As the night wore on, my steps gained confidence, getting used to the slope of the sand and eager to come across another sighting. Shooting stars and fireflies broke into the monotony of the trek and made me feel nature was encouraging those who tried to aid her. At 4 am, walking back to the lodges, we came across another nesting turtle. We worked with her till nearly 6 am, the sun rising as she finally made her way back to the ocean, enabling a rare site—seeing a Leatherback by day.

Since my first night, Mari and I have gone out patrolling nightly, doing what we could to help, and feeling closer to nature in the process. We were scheduled to leave on April 10th, Good Friday, but have extended our stay through Easter. So while the rest of Central America will be observing Semana Santa, we’ve opted for a subtler communion, right here with the turtles.

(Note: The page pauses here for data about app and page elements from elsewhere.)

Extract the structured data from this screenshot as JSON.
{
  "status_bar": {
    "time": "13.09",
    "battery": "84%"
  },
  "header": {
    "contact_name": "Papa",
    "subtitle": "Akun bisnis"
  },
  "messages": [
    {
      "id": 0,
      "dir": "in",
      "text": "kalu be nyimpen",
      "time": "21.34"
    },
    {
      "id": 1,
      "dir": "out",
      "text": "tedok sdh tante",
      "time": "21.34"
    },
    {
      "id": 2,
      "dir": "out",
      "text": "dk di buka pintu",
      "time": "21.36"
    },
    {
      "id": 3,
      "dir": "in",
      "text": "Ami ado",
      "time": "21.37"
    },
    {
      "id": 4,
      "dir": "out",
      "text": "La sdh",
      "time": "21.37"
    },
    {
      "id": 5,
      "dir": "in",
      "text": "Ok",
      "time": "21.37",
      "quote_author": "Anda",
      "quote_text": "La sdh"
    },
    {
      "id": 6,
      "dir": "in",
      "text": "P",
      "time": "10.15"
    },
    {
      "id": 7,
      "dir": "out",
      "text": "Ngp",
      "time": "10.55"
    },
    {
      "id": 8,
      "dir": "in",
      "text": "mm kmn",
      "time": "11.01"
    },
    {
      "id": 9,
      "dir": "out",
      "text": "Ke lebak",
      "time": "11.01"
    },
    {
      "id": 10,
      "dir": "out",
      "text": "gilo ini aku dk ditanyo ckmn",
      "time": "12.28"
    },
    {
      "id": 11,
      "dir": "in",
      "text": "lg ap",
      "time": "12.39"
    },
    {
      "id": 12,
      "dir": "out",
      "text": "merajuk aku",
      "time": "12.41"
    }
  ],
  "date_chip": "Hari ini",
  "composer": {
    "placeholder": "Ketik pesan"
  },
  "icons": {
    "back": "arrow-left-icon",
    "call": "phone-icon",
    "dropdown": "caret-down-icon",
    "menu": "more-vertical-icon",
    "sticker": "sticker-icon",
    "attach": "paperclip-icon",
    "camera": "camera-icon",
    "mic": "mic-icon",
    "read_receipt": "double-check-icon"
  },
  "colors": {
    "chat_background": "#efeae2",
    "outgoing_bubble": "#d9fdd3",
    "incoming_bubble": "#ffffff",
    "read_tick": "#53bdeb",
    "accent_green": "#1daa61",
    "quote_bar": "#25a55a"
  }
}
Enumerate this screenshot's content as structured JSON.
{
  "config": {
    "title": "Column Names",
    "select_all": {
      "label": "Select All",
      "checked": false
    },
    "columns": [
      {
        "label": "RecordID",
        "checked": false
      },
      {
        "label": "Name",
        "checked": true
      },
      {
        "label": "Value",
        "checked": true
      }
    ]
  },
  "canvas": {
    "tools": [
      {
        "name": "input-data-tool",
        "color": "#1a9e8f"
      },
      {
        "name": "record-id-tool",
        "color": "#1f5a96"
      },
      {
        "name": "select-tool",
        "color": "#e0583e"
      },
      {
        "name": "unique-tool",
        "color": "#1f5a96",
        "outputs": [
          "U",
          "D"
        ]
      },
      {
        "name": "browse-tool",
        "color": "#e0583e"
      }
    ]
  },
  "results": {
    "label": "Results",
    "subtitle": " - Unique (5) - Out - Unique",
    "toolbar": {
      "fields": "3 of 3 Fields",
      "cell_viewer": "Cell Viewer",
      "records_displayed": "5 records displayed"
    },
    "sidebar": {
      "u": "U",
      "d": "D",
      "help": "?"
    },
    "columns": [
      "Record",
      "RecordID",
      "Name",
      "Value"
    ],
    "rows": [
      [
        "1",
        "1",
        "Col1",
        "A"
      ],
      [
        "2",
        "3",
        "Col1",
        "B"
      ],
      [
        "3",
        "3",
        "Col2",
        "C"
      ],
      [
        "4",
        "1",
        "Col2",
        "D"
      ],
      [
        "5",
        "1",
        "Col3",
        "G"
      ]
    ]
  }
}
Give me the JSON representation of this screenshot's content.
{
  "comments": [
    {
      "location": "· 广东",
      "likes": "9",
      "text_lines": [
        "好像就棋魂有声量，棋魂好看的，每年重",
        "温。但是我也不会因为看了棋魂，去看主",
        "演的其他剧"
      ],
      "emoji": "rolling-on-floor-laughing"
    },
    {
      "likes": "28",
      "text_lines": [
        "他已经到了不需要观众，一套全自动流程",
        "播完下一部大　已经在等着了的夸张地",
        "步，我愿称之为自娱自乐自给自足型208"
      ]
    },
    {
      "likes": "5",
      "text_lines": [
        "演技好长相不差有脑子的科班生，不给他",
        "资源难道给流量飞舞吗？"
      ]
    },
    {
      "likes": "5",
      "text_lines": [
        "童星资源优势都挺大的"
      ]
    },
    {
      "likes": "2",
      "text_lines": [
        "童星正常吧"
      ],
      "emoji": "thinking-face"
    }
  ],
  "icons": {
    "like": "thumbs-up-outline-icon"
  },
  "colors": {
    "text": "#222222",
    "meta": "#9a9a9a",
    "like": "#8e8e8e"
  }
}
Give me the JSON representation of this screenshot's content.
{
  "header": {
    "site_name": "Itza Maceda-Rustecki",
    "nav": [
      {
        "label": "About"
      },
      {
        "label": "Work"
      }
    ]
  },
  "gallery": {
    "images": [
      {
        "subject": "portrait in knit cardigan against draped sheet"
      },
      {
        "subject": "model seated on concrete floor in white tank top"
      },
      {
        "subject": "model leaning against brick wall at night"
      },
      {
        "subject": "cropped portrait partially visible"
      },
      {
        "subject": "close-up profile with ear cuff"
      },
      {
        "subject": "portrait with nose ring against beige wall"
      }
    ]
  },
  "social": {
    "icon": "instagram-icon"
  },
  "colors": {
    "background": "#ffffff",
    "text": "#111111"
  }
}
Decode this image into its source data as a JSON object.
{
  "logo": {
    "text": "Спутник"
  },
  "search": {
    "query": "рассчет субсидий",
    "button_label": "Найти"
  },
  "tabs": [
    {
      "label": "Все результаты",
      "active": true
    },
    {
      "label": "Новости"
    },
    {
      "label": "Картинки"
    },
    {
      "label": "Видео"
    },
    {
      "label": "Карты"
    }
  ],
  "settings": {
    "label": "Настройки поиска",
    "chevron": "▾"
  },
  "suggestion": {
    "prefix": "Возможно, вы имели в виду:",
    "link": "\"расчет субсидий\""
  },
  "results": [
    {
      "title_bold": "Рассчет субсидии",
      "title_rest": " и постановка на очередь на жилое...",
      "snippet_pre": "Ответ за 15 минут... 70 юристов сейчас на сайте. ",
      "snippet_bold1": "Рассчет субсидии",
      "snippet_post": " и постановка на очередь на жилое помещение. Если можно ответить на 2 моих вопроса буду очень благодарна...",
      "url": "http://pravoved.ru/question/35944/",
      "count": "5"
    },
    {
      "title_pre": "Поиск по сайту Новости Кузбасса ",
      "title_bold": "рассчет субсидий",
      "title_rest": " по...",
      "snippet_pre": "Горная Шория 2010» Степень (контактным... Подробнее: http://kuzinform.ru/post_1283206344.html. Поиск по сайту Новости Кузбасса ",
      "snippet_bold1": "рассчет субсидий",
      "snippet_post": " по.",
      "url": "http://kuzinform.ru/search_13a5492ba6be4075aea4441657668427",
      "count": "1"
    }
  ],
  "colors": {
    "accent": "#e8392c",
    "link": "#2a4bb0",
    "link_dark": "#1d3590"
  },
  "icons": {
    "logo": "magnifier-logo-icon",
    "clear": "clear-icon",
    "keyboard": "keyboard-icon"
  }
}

Posted: April 13th, 2009 | Author: | Filed under: Costa Rica | Tags: , , , , , , | 3 Comments »